2). http://www.glencoe.com/apps/eGlossary612/landing.php This website is great for ELL students needing a math glossary because it is set up to be multilingual and easy to use. Students can take the information from both the word walls and this glossary and create personal math dictionaries. Honestly, even as an English speaking person I think a personal math dictionary would have been helpful to me as I learned math growing up.

3). A middle school math teacher I was able to observe and who I believe did a particularly good job teaching ELL students (she taught both native Spanish speaking students and Alaska Native speaking students) and who all of the ELL students seemed to prefer for math class would make every effort to limit the use of nonessential or confusing vocabulary during class. She said it took her lots and lots of practice because we tend to “fill” silent time with filler words but once she made a conscious effort to create silence in her class her ELL students seemed to do better in learning math. I cannot help but think this was her way of giving “wait time” and allowing her students to process without getting further distracted. Other students in class were also instructed not to speak during this time and she would take questions after the allotted “wait time” was up.

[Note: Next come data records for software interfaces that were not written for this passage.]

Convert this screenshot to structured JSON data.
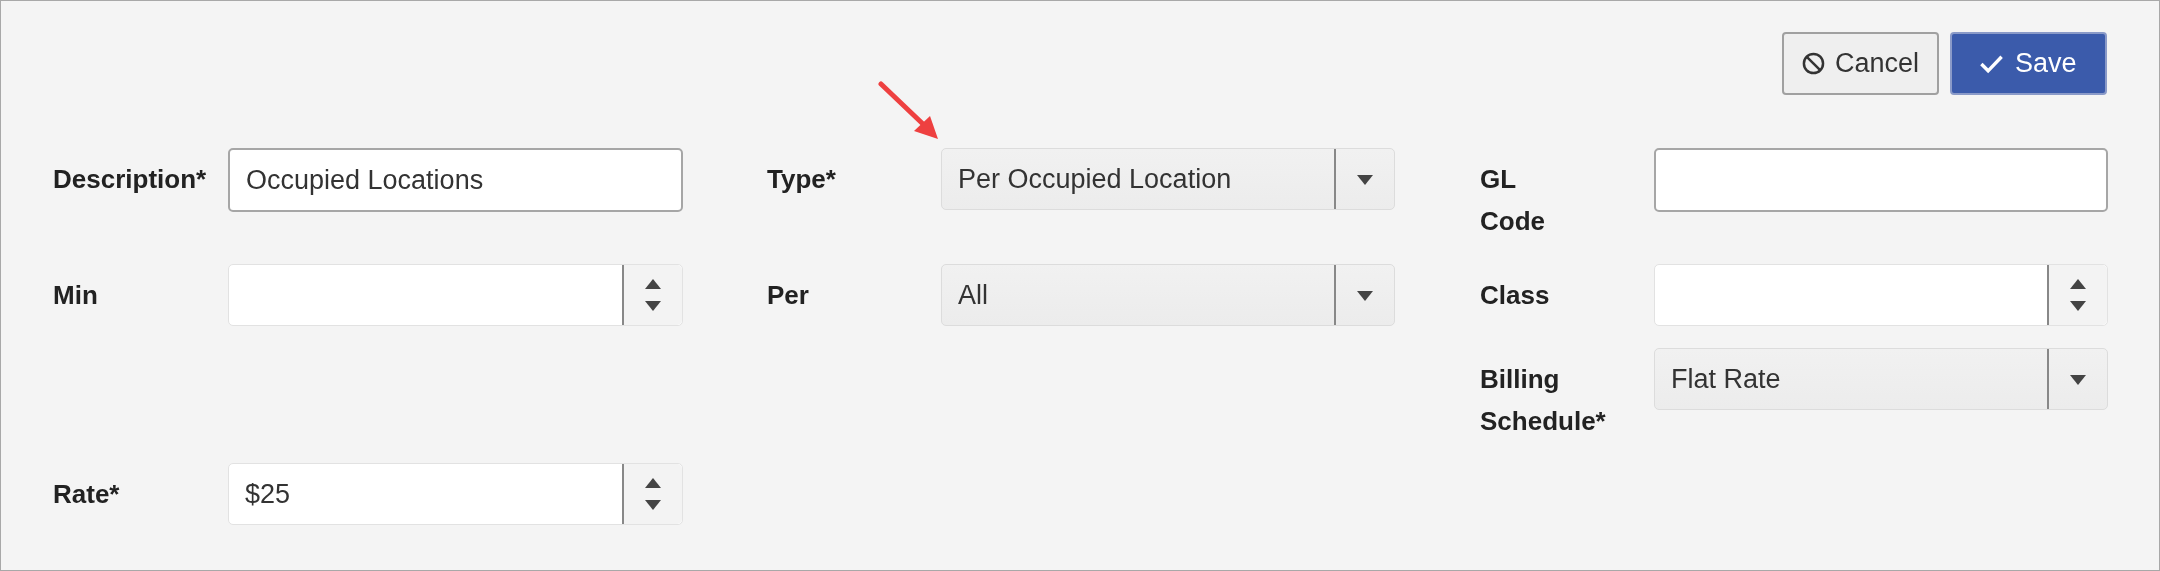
{
  "actions": [
    {
      "kind": "cancel",
      "label": "Cancel"
    },
    {
      "kind": "save",
      "label": "Save"
    }
  ],
  "fields": [
    {
      "label": "Description*",
      "kind": "text",
      "value": "Occupied Locations"
    },
    {
      "label": "Type*",
      "kind": "select",
      "value": "Per Occupied Location"
    },
    {
      "label": "GL Code",
      "kind": "text"
    },
    {
      "label": "Min",
      "kind": "number"
    },
    {
      "label": "Per",
      "kind": "select",
      "value": "All"
    },
    {
      "label": "Class",
      "kind": "number"
    },
    {
      "label": "Billing Schedule*",
      "kind": "select",
      "value": "Flat Rate"
    },
    {
      "label": "Rate*",
      "kind": "number",
      "value": "$25"
    }
  ]
}
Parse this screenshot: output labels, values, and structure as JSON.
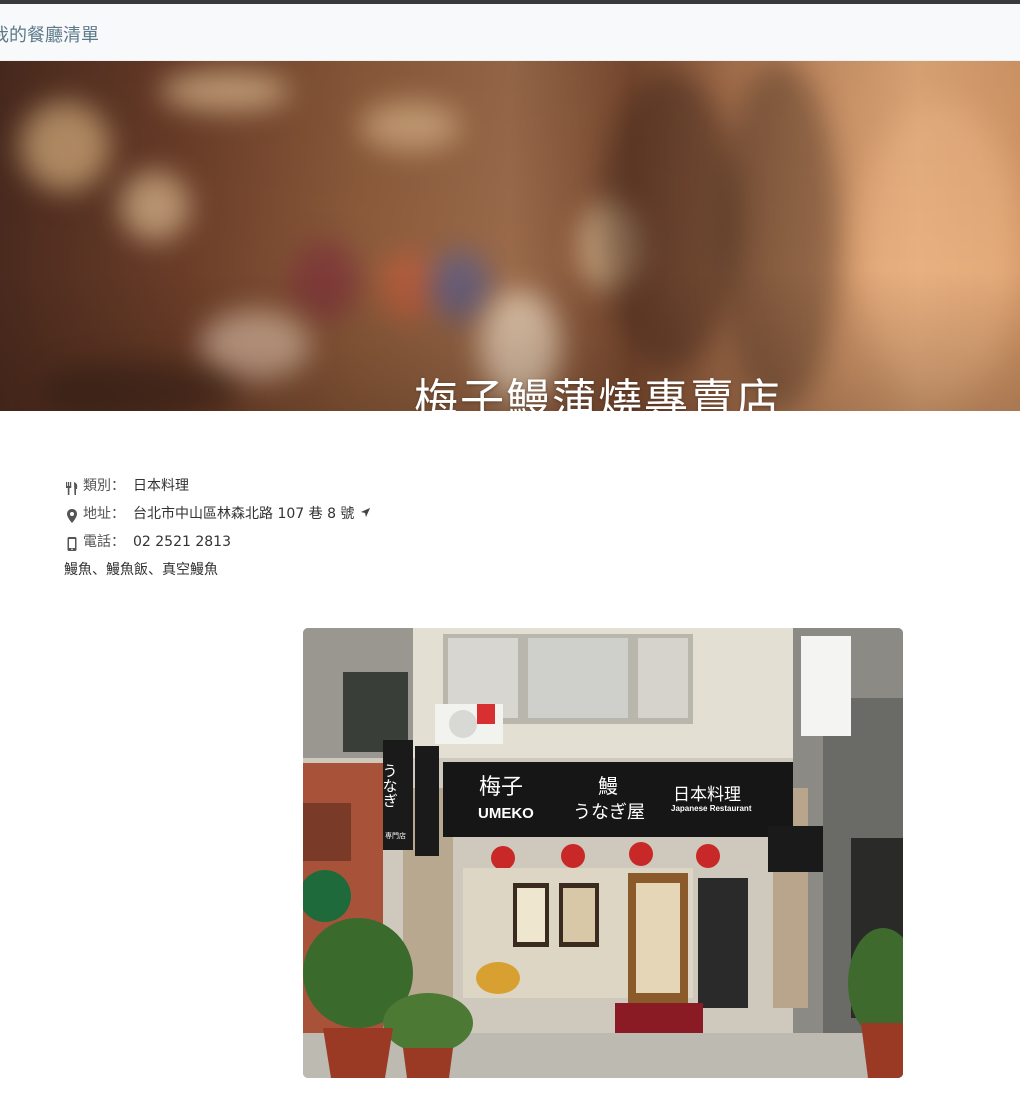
{
  "navbar": {
    "brand": "我的餐廳清單"
  },
  "restaurant": {
    "name": "梅子鰻蒲燒專賣店",
    "category_label": "類別：",
    "category": "日本料理",
    "address_label": "地址：",
    "address": "台北市中山區林森北路 107 巷 8 號",
    "phone_label": "電話：",
    "phone": "02 2521 2813",
    "description": "鰻魚、鰻魚飯、真空鰻魚"
  },
  "storefront_signs": {
    "main_name": "梅子",
    "main_name_en": "UMEKO",
    "eel": "鰻",
    "unagiya": "うなぎ屋",
    "cuisine": "日本料理",
    "cuisine_en": "Japanese Restaurant",
    "side_sign": "うなぎ",
    "side_sign_small": "専門店"
  },
  "icons": {
    "category": "utensils-icon",
    "address": "map-marker-icon",
    "directions": "location-arrow-icon",
    "phone": "mobile-phone-icon"
  },
  "colors": {
    "brand_text": "#5d7a8a",
    "navbar_bg": "#f8f9fa",
    "hero_title": "#ffffff"
  }
}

4). Another resource you might want to consider looking into is Teachers of English to Speakers of Other Languages (TESOL). I know they have done a lot of research on ways teachers can support ELL students, particularly in math and science.

5). Lastly, during my student teaching I noticed the school using Rosetta Stone to help support ELL students learning English. When you mentioned the use of technology in one of your posts I thought of this and it got me thinking about how effectively Rosetta Stone can be used in the classroom. Also, I am not sure if you know this or not but there is a Yup’ik Rosetta Stone. Imagine how neat it would be for a non-speaking Yup’ik teacher to have access to this resource in their classroom so they can not only learn the native language of their students but use the glossary provided by Rosetta Stone to look up words when an ELL student is struggling to communicate!

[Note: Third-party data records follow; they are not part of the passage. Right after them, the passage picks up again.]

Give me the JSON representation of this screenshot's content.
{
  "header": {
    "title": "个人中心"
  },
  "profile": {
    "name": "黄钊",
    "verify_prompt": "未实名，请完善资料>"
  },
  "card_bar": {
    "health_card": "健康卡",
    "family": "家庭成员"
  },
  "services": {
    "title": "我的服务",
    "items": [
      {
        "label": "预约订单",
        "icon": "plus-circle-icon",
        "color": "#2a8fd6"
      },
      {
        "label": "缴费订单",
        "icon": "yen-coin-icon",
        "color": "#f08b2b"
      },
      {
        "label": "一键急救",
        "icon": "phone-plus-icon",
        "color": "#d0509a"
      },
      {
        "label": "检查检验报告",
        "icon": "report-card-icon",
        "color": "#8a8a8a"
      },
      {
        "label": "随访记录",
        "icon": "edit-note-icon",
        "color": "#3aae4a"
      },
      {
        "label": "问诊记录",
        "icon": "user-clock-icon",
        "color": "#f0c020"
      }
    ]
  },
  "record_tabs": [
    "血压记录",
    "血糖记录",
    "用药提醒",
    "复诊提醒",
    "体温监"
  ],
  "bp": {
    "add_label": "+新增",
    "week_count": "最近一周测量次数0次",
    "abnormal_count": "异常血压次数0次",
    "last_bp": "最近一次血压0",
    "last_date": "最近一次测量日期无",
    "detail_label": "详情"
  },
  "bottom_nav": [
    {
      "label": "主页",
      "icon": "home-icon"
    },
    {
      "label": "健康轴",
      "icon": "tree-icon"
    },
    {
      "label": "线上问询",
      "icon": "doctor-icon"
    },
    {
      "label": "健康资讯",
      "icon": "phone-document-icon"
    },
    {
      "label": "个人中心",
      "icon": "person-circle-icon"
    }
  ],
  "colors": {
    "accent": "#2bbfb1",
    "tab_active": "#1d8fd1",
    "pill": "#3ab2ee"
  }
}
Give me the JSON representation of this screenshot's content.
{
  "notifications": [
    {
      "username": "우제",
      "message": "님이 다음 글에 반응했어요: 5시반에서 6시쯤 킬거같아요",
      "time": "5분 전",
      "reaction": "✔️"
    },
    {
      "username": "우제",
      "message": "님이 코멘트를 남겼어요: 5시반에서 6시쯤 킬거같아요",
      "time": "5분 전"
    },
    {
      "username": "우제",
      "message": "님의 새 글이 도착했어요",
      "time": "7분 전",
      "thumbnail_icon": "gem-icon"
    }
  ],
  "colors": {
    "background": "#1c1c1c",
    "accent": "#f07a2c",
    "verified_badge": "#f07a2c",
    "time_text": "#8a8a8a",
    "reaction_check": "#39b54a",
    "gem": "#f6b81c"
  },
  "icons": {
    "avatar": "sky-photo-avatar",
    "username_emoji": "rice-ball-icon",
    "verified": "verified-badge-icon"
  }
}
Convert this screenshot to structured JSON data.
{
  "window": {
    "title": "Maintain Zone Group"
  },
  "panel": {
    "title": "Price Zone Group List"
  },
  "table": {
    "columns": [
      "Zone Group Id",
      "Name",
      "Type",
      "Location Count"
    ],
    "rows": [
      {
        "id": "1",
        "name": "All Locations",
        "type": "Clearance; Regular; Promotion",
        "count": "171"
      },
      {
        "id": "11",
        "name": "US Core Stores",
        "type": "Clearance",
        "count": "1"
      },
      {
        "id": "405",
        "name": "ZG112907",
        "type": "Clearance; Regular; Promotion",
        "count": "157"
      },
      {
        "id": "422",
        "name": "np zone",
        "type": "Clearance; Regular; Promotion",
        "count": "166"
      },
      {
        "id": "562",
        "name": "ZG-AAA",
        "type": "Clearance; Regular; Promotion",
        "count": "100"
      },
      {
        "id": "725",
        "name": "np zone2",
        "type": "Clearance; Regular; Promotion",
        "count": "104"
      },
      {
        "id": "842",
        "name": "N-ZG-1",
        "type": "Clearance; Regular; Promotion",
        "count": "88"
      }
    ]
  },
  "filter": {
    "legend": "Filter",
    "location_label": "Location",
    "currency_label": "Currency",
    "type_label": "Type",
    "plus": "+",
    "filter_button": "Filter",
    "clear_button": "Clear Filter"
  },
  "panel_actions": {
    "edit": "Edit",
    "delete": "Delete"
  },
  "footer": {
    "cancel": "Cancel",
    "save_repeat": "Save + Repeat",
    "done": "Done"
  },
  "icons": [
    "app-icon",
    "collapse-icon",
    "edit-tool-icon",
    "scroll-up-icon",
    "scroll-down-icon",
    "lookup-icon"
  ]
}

Well, I hope some if not all of this helps. I plan to continue to follow your progress and wish to help anyway I can. You are doing great work for your students!

Cheers,

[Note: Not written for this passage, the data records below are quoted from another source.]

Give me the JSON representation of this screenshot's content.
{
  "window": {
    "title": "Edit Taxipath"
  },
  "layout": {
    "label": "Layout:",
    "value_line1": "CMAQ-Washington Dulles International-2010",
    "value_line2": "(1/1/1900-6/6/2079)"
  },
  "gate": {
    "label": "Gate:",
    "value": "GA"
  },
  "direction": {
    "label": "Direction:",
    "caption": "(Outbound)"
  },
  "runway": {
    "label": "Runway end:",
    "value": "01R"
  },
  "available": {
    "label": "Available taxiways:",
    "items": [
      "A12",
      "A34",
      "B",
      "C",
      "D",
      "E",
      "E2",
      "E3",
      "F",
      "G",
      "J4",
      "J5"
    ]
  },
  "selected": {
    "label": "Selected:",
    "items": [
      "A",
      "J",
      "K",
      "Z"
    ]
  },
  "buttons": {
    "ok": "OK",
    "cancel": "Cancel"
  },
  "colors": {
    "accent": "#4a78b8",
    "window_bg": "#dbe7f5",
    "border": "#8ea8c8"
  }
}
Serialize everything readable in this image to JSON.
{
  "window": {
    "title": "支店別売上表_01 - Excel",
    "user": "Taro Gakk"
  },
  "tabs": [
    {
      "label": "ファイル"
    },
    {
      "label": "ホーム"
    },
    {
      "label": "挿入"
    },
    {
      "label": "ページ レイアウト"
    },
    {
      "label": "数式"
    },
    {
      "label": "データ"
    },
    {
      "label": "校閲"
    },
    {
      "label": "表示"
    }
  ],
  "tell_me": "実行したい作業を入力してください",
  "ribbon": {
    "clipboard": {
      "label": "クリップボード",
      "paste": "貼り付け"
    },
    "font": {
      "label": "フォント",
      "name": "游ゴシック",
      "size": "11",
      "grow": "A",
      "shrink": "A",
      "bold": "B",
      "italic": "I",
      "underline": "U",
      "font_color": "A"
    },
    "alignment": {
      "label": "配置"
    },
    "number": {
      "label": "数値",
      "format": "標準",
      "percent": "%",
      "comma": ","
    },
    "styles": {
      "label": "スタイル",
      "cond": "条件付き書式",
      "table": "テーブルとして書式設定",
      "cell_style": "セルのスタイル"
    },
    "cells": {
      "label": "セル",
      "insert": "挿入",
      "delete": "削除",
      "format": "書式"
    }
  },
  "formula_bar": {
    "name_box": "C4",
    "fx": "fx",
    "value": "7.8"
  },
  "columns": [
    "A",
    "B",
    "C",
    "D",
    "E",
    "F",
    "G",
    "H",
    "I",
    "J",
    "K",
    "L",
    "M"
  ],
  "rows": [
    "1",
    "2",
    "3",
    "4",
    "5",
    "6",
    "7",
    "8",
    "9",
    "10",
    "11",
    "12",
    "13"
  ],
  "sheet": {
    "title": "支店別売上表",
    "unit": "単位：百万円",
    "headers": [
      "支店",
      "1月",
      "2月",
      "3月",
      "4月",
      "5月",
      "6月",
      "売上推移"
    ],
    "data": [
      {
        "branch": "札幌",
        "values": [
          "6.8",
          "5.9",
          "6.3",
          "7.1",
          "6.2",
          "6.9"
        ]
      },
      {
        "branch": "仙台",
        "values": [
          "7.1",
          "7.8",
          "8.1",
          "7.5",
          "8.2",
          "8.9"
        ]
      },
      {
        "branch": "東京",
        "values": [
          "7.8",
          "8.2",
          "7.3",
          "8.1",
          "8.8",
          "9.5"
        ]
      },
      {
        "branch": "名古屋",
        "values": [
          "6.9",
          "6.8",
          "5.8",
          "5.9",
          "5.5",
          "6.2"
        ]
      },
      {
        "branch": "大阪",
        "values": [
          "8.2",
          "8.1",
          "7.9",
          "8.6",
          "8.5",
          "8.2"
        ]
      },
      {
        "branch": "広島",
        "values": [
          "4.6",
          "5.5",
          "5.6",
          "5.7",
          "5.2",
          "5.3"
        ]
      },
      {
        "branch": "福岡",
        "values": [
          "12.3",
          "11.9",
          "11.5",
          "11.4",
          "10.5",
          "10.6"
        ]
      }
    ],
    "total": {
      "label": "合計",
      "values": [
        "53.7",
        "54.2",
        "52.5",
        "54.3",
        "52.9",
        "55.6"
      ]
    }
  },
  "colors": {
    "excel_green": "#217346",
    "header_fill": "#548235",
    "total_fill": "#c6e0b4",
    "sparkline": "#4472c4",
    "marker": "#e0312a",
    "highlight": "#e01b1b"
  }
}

Jamie

fadwa3Brandie – I am not sure I fully understand where you going with this. Does your research question relate to using ELL strategies to help ELL math students or to help all all math students. if the question is How do dull language strategies help ELL math students then I think it will be helpful however if the question is using ELL strategies to teach math to all students then I thing that math is a universal language in general and students weather they are ELL or not will need limited language knowledge to perform good in math. I know this from personal experience as a ELL tutor as well as an ELL student my self. It was personally easy for me to succeed in math even when I had limited English.

Lexie RazorBrandi,

It looks like you have found some pretty good resources so far. Also, did you get the e-mail that I sent to you? It came from my school e-mail and was that document that I was talking about for the vocabulary strategies.

I found some resources below that might be helpful for you. The 2nd and 3rd one might be the same book, but I was not 100% sure, so I figured I would share just in case.

The Language Instinct by Steven Pinker

http://egandb.uas.alaska.edu:2303/eds/detail?vid=7&sid=34fd1b9b-44e7-4ad1-b768-0cab212a34b7%40sessionmgr112&hid=5&bdata=JnNpdGU9ZWRzLWxpdmU%3d#db=edsbl&AN=RN220600682

http://egandb.uas.alaska.edu:2303/eds/detail?vid=9&sid=34fd1b9b-44e7-4ad1-b768-0cab212a34b7%40sessionmgr112&hid=5&bdata=JnNpdGU9ZWRzLWxpdmU%3d#db=edsbl&AN=RN227266660

http://egandb.uas.alaska.edu:2303/eds/detail?vid=11&sid=34fd1b9b-44e7-4ad1-b768-0cab212a34b7%40sessionmgr112&hid=5&bdata=JnNpdGU9ZWRzLWxpdmU%3d#db=cat02580a&AN=ala.1898998

http://www.idra.org/IDRA_Newsletter/February_1995_Math_and_Science/Teaching_Content_Subjects_to_LEP_Students/

http://archive.wceruw.org/ccvi/pub/manuscript/Secada-Teaching_Math_To_LEP_Students.html